Judge Manning’s June 27 order states that there is cause to believe that LAM “has engaged, is engaging in, or is about to engage in violations” of the rules of conduct regarding the ways in which the firm manages their books and makes them available to the proper authorities.

CFTC’s head of enforcement, Gregory Mocek, stated that “the commission’s ability to inspect books and records is a critical regulatory tool that allows us access to a registrant’s daily operations.” LAM’s chairman, Laurence Rosenberg, had no immediate comment to combat Mocek’s remarks.

According to hedgeworld.com, the CFTC maintains that LAM has been registered as both a commodity trading advisor and as a commodity pool operator since January.

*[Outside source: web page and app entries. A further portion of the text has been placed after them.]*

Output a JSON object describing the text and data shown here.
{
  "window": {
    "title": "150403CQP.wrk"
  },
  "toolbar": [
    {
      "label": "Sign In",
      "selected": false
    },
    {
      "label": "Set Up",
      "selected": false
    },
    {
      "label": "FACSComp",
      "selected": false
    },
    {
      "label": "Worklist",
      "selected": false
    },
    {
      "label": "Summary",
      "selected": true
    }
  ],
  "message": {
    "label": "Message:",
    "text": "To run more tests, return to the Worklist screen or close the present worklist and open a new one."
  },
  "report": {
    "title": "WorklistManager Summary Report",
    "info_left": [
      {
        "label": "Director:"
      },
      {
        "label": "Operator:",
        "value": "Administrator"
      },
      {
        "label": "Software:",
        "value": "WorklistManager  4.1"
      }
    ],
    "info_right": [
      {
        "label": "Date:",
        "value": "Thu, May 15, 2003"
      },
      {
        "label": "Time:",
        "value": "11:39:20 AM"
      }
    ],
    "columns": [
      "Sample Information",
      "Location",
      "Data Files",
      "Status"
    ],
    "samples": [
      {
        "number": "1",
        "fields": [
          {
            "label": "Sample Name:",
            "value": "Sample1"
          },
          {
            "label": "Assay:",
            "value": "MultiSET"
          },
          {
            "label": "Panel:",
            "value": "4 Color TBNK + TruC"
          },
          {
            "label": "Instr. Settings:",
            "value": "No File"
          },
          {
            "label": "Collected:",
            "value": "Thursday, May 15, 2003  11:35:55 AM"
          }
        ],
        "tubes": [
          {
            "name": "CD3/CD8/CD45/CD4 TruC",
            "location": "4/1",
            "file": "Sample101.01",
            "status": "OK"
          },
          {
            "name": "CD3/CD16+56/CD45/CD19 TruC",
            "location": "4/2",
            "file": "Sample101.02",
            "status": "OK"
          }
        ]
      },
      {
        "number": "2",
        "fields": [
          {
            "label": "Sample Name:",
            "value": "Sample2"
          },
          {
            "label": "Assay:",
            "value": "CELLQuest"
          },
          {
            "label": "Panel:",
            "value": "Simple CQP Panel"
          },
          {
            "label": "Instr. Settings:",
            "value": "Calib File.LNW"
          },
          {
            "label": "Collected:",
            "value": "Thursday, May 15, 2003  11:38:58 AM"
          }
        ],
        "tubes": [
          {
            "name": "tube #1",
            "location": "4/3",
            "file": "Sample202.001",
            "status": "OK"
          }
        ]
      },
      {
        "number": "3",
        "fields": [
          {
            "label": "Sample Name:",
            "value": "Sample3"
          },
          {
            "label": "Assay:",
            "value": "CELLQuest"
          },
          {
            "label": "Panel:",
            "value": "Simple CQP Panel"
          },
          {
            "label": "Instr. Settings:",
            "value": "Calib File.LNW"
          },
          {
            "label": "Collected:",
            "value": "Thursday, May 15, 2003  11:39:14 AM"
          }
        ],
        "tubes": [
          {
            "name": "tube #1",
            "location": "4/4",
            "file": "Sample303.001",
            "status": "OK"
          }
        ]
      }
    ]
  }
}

According to the complaint, LAM’s Rosenberg was required to provide certain documents to the CFTC no later than June 19. Rosenberg responded to the request by stating that his firm operates several commodity pools but had no US-based participants. One of these pools, “LS Fund IV U.S.,” represents some $70 million in assets. Rosenberg also spoke about the 250 accounts his firm manages. In addition, he stated that LAM’s current assets total that the firm now has under its management is around $1 billion. Later on that same day, Rosenberg readjusted his statements, saying that the LS Fund IV US pool does in fact have one US-based investor, with an investment of $1 million.

One of the other discrepancies that arose when LAM was probed by the CFTC was the location of one of the firm’s offices. According to records the company filed with the National Futures Association (NFA), LAM has an office in Bermuda. Rosenberg however, denies the claim, saying that the office is nonexistent.

After the NFA was granted access to some of LAM’s protected web pages, they discovered the firm’s total assets under management figure is actually only about half of what was first filed (a bit less than $500 million). They also uncovered that the firm has at least 10 US investors, also contrary to what LAM initially reported.

As of June 21, a CFTC request to inspect LAM records was denied. The troubled firm will have plenty to explain to Judge Manning on July 11, the day on which the case’s status hearing is set to take place.